[Dataset rows describing interfaces]
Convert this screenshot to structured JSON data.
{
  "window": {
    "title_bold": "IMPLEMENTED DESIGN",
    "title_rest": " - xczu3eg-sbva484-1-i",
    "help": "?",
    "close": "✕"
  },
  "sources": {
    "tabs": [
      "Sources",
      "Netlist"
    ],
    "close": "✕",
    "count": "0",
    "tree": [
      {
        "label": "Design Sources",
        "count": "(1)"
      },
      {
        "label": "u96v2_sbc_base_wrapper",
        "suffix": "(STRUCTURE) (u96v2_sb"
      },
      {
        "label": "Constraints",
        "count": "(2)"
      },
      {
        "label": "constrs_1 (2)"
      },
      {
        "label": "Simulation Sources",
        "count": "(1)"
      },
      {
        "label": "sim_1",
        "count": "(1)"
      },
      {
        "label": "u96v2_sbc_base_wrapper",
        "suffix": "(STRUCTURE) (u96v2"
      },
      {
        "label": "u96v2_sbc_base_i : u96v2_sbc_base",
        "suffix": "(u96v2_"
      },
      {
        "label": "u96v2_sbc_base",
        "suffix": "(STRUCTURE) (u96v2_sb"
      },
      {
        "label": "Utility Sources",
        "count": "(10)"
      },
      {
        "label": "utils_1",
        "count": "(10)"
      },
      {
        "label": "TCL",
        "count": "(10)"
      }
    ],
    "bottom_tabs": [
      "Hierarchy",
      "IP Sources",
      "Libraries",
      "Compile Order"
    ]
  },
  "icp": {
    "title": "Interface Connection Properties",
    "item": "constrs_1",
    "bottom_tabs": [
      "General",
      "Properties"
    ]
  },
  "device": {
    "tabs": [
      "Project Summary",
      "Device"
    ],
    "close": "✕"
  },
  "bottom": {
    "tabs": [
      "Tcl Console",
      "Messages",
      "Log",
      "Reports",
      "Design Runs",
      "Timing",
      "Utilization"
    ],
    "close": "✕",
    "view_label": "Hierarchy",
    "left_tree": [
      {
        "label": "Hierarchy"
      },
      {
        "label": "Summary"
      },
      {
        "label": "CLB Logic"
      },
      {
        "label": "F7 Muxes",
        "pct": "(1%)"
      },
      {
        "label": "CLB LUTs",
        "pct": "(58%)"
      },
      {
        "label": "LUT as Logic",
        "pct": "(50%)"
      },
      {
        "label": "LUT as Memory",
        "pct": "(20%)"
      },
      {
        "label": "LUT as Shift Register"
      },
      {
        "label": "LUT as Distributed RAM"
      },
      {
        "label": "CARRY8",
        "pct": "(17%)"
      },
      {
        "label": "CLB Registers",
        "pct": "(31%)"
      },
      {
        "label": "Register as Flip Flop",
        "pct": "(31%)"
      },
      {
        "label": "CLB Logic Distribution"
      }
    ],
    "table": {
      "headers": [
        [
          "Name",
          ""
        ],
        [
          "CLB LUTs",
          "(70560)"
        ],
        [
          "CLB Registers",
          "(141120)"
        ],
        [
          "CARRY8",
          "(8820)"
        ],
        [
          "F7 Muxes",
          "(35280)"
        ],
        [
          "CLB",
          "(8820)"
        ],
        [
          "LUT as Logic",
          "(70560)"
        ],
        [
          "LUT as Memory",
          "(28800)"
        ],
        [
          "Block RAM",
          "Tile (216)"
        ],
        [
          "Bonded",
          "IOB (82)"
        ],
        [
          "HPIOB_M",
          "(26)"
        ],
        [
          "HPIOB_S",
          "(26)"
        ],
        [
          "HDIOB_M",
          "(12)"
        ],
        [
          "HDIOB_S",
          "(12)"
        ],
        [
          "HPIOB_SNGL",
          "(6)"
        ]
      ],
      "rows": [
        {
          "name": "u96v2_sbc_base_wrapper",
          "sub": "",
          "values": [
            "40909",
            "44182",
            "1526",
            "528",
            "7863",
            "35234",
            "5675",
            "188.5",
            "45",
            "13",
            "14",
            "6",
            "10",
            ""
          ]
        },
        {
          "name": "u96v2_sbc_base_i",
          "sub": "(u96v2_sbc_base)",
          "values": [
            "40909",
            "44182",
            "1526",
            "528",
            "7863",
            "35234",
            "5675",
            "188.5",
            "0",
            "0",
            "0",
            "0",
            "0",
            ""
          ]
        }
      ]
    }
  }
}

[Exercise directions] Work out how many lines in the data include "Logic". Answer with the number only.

[Answer] 4